For the collectors, academics and aficionados of fi ne arts photography whose patronage has positioned Mario Algaze at the front line of 20th/21st century craftsmen, on the basis of his deep excursions into the cultures of Central America, South America and the Caribbean, this volume arrives as nothing short of a revelation. Bittersweet, perhaps, because it serves as a trip through a bygone musical era (…) where objects may appear closer than they are. But a celebration nonetheless, because these pictures are truly the Musical Roots of Mario, his song, his earthy beginnings, (…) before he became un gigante.
(…) Unlike many other self-actualized music photographers of the time, Mario has always insisted, “I started as a fine arts photographer, I did not start as a rock and roll photographer.” Like one of his heroes David Crosby, Mario lets his freak flag fly as he proudly proclaims it all changed forever when, “I dropped acid and took my camera to a music festival.” A star is born.

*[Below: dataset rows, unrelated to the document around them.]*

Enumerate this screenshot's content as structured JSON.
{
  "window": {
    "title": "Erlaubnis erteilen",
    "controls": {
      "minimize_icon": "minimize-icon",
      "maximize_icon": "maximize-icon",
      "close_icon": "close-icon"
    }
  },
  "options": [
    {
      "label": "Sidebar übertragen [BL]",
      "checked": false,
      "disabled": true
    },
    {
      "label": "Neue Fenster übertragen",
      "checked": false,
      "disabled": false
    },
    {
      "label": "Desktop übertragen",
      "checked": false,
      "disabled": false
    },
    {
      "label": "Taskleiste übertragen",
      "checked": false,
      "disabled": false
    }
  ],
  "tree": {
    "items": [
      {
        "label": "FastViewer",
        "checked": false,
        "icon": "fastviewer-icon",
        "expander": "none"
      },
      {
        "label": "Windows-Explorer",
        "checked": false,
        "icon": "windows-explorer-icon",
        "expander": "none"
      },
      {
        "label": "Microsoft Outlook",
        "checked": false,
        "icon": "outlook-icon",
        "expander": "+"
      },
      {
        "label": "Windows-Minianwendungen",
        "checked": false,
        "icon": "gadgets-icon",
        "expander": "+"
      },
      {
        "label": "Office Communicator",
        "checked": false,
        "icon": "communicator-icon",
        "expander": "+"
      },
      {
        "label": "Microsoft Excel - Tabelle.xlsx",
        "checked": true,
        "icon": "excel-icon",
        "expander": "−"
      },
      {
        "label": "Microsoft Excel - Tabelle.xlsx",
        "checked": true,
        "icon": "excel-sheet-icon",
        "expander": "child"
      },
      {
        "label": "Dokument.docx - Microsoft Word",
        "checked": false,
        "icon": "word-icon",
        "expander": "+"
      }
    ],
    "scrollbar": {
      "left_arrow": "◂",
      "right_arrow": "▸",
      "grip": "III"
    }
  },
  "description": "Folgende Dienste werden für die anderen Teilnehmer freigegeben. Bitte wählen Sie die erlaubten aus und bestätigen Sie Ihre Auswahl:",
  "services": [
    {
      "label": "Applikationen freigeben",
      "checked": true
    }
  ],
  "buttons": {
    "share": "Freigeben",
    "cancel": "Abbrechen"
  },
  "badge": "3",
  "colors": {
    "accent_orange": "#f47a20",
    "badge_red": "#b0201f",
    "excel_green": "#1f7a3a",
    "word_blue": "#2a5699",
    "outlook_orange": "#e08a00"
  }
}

In fact, our paths first crossed in 1971, at the South Beach progressive underground FM radio station WBUS, where we both held steady gigs. 24 year-old Mario was a struggling all night disc jockey (…). Earning a meager salary, he managed his fine arts (and earliest music) photography on the side. Dinosaurs roamed the earth, and we were going to rock shows every single week.
(…) His first career turning point was The Rolling Stones American Tour 1972, their June 27th date at the Mobile (AL) Civic Center, midway on their tour for Exile On Main St. Mario borrowed the plush Travco mobile home of his mentor, fi lm processing pioneer David Lawrence, for the solo drive from Florida to Mobile, where he settled in backstage. “In those days when they saw a mobile home, they thought ‘here comes the band!’” Mick Jagger and Keith Richards, strutting peacocks caught in amber, crackle with ferocity, defining this pivotal year in rock history.
(…) The essence of Mario (and David Gahr) at work in that black and white rock arena involved mastering and taming available light. Traveling un-heavy (think wartime photogs) meant no flash to flatten the evocative depth-of-field (…).
For lifelong darkroom chemists like Mario and David, whose silver gelatin prints are distinct as a fingerprint, there can be no discussion of digital photography. “The day they take my celluloid away,” Mario says, “I will slash my wrists. No, I will take up the piano.”
(…) In their own way, the 1970s Musical Roots of Mario Algaze have finally come full circle, larger-than-life too. Rock on, children.